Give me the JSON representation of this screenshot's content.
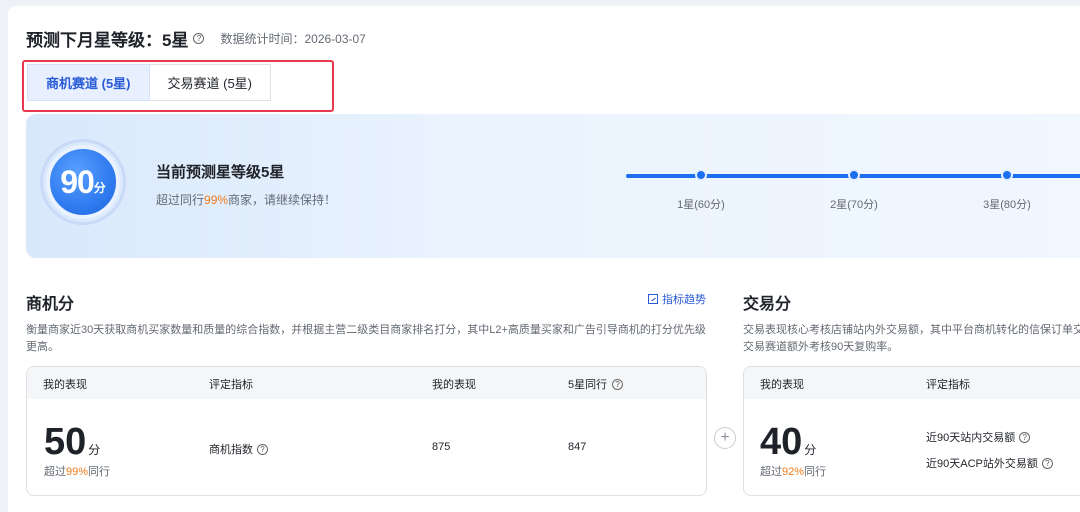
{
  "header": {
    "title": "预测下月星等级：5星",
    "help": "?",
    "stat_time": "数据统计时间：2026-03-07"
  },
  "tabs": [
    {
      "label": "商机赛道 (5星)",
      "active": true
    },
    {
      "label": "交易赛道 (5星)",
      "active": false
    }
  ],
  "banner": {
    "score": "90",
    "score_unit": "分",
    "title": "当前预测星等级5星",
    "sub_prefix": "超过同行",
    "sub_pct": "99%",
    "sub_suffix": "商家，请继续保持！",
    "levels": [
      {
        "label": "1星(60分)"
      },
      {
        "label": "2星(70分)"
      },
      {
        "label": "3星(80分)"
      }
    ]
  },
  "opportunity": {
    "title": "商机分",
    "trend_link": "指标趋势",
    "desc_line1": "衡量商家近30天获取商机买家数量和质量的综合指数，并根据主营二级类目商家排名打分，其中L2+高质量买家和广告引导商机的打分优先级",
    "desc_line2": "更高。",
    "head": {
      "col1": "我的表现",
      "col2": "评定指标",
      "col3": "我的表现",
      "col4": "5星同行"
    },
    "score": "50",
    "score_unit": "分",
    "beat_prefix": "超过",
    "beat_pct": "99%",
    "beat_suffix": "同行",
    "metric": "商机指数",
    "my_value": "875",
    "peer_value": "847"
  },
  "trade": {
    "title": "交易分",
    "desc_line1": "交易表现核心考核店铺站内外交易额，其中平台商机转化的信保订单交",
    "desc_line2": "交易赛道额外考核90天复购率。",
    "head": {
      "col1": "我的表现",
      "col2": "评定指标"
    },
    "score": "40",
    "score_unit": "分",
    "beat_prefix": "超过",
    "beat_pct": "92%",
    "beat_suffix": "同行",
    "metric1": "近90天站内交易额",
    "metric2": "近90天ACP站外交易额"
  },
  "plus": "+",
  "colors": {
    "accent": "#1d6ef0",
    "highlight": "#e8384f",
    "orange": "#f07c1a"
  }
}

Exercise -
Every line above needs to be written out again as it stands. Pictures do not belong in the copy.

Exercise solution -
Give me the JSON representation of this screenshot's content.
{
  "header": {
    "title": "预测下月星等级：5星",
    "help": "?",
    "stat_time": "数据统计时间：2026-03-07"
  },
  "tabs": [
    {
      "label": "商机赛道 (5星)",
      "active": true
    },
    {
      "label": "交易赛道 (5星)",
      "active": false
    }
  ],
  "banner": {
    "score": "90",
    "score_unit": "分",
    "title": "当前预测星等级5星",
    "sub_prefix": "超过同行",
    "sub_pct": "99%",
    "sub_suffix": "商家，请继续保持！",
    "levels": [
      {
        "label": "1星(60分)"
      },
      {
        "label": "2星(70分)"
      },
      {
        "label": "3星(80分)"
      }
    ]
  },
  "opportunity": {
    "title": "商机分",
    "trend_link": "指标趋势",
    "desc_line1": "衡量商家近30天获取商机买家数量和质量的综合指数，并根据主营二级类目商家排名打分，其中L2+高质量买家和广告引导商机的打分优先级",
    "desc_line2": "更高。",
    "head": {
      "col1": "我的表现",
      "col2": "评定指标",
      "col3": "我的表现",
      "col4": "5星同行"
    },
    "score": "50",
    "score_unit": "分",
    "beat_prefix": "超过",
    "beat_pct": "99%",
    "beat_suffix": "同行",
    "metric": "商机指数",
    "my_value": "875",
    "peer_value": "847"
  },
  "trade": {
    "title": "交易分",
    "desc_line1": "交易表现核心考核店铺站内外交易额，其中平台商机转化的信保订单交",
    "desc_line2": "交易赛道额外考核90天复购率。",
    "head": {
      "col1": "我的表现",
      "col2": "评定指标"
    },
    "score": "40",
    "score_unit": "分",
    "beat_prefix": "超过",
    "beat_pct": "92%",
    "beat_suffix": "同行",
    "metric1": "近90天站内交易额",
    "metric2": "近90天ACP站外交易额"
  },
  "plus": "+",
  "colors": {
    "accent": "#1d6ef0",
    "highlight": "#e8384f",
    "orange": "#f07c1a"
  }
}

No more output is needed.